As I read and continually re-read verses 4-8, and know John the Baptist’s story, I’m again getting that one feeling that it is easy for me to rush past these verses.
– because God put it there for His own very specific reasons. (Isaiah 55:10-13)
John the Baptist’s current modus operandi is that of an Old Testament prophet.
He wants to make sure the people of his day understand what is happening.
We would also be well advised to give our immediate, if not sooner, attention to first engage God in prayer, then come to the divinely inspired understanding;
Amid a world where things are wrong:
- God is definitely coming (immediately, if not sooner) to put things right.
- People, even (or especially) religious people, need to therefore get themselves fully turned around to the ONLY “right way around”. They need to repent.
John the Baptist notes differences between himself and Jesus.
First, that he is not worthy to untie the strap of Jesus’ sandal.
Second, that his baptism is with water while Jesus’ will be with the Holy Spirit.
He is immediately saying, “Don’t look at me (a mere man), look at Jesus!”
Look at Jesus Christ – “THE SON OF GOD!”
I began this reflection with,
“Wondering where to begin when you do not know where to begin?”
I noted Mark immediately began with the FACTS and TRUTH of Jesus’ ministry.
Yet, you might say that he started his Gospel about Jesus, with us in mind.
With you and with me!
Truth is: and a whole lot of other people the future writers of Hebrews noted:
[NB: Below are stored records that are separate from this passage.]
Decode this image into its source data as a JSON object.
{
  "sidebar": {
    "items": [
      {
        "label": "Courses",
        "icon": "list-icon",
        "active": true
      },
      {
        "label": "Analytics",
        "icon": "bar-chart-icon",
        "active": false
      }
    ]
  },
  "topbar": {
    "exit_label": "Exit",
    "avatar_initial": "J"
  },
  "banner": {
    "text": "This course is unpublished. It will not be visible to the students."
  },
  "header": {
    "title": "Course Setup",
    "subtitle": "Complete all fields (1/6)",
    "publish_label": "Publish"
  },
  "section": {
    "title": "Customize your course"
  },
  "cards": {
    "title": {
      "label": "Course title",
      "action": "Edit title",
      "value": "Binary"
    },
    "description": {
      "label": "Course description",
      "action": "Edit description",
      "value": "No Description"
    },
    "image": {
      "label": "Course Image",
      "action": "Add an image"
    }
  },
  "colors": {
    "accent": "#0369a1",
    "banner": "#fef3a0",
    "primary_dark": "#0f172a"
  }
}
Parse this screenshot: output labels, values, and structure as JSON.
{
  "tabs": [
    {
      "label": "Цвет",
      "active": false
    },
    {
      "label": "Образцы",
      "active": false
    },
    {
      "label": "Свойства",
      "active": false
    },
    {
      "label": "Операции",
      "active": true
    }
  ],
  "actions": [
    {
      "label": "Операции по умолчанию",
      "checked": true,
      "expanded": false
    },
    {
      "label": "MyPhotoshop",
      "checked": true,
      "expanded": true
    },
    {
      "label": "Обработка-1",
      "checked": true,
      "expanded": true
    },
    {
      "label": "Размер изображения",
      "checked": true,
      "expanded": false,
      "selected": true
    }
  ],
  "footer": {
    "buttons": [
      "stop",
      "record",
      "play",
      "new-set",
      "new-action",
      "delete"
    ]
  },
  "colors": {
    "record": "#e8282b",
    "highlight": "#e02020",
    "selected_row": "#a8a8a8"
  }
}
Hebrews 12:1-2Amplified Bible
Jesus, the Example
12 Therefore, since we are surrounded by so great a cloud of [a]witnesses [who by faith have testified to the truth of God’s absolute faithfulness], stripping off every unnecessary weight and the sin which so easily and cleverly entangles us, let us run with endurance and active persistence the race that is set before us, 2 [looking away from all that will distract us and] focusing our eyes on Jesus, who is the Author and Perfecter of faith [the first incentive for our belief and the One who brings our faith to maturity], who for the joy [of accomplishing the goal] set before Him endured the cross, [b]disregarding the shame, and sat down at the right hand of the throne of God [revealing His deity, His authority, and the completion of His work].
YES! And with very single generation of believers who have gone before us and every single generation of believers who will come after us – (Hebrews 12:1-2).
Narrator Mark wants to make sure that we more than merely understand the immediacy of his message of connecting and relating to what is happening in our world, and God’s plan for it all—but that this message penetrates and changes us.
We will in the coming days of Jesus’ ministry see some people as onlookers.
Mark suggests they will be immediately impressed by Jesus, but they will also immediately recoil at his new teachings, stay an arm-lengths distance away.
The question for us:
Will we be mere onlookers, standing aside, pondering curious points of the text, googling different versions, and even allowing ourselves to be distracted by curious characters, such as John the Baptist – as critically important as he is?
(It is so easy to do when we engage the whole length and breadth of Scripture.)
Or will we let God’s Word penetrate our hearts?
“Prepare the way of the Lord, make straight his paths.”
The Choice is always are to make ….
The immediate question is – when we aren’t sure if it is the right place to begin;
Search first for the TRUTH of God – is it YOURS or is it a divinely inspired one?
In the name of God, the Father and God the Son and God the Holy Spirit,
Let us Pray,
Creator God in this your exact time and in this your exact season
dangling, suspended between all of our hopes and your fulfillment,
let we never come any moment, to forget what you have done.
May we be immediately overwhelmed by your great mercy,
which flows in tsunami after tsunami from your Truth alone.
May we be decisively honest about the darkness of sin within us,
and immediately perceptive of the light of Salvation around us.
May we begin, to prepare to make straight the path for the Lord,
that together we may immediately see God’s glory revealed.
Gloria! In Excelsis Deo! Alleluia! Alleluia! Alleluia! Amen.